The disease, discovered more than 100 years ago, affects approximately 100,000 Americans, about one in 365 African Americans and one out of 16,300 Hispanics. It also strikes in lesser numbers people with Middle Eastern, Indian, Caribbean and Mediterranean ancestries.
Nationally, 2.5 million people carry the trait for the disease. The total is 40,000 in Connecticut, with almost 1,000 having the disease.
While many diseases, such as cystic fibrosis and ALS (commonly known as Lou Gehrig’s disease), affect fewer people but raise millions for research, sickle cell still receives nanoscopic research, meager funding and little to no attention from health professionals, drug manufacturers or the public.
That must change — and the black community must be part of that change.
Zeke lived a painful life and died a very painful death. But the last time I saw him at a family reunion, he still had that wide, beautiful smile.
I can’t say if we had more information about sickle cell disease that Zeke would have lived longer. But maybe we could have and would have done more if we had known how quickly it could wipe out life. At the very least, we would have known and found peace in his passing that we donated to research and campaigned for his cause.
I will be making a donation to the Sickle Cell Association of Southern Connecticut in his name and will be offering the organization my support in getting the word out to the black community and Nutmeggers everywhere.
And I urge every black citizen and person of color to join me and do the same.
This is a disease that primarily affects people of color. We own it and it is our responsibility to pull together to help raise awareness and fund research.
I will do it for Zeke.
Trait? Sickle cell disease needs more support from blacks.
Editor’s note: Readers who want to support the home to the Sickle Cell Disease Association of Southern Connecticut’s educational and counseling services, can do so by donating to: SCDAA Southern Connecticut, 545 Whalley Avenue, New Haven, CT. 06511

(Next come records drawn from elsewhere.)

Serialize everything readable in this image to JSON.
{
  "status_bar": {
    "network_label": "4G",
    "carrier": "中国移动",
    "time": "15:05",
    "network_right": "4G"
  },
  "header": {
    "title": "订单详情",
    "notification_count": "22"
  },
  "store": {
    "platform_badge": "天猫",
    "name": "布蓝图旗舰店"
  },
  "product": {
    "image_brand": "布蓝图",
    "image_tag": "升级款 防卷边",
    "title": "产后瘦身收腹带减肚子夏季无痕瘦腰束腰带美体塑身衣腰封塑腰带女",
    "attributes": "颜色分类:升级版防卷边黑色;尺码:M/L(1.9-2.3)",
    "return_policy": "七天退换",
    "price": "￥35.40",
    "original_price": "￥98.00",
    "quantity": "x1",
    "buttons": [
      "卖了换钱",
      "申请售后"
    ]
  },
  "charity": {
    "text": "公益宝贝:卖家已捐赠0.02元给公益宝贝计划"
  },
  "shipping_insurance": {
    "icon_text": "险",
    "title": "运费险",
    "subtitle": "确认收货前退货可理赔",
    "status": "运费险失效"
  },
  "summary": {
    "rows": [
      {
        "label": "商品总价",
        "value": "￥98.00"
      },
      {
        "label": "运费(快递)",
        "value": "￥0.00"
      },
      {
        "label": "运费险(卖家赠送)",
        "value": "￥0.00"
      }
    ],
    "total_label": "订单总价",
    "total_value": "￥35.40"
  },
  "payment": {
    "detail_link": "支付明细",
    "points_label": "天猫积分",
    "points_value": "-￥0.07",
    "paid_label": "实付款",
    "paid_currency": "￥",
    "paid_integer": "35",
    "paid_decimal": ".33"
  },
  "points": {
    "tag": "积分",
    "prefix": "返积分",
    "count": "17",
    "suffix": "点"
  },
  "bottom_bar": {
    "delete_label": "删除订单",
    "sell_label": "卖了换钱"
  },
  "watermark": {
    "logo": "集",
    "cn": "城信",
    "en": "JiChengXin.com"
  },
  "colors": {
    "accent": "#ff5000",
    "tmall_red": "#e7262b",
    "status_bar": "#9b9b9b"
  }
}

James Walker is the New Haven Register’s senior editor and a statewide columnist for Hearst Connecticut newspapers. He can be reached at
203-680-9389 or firstname.lastname@example.org.
Follow him on Twitter @thelieonroars.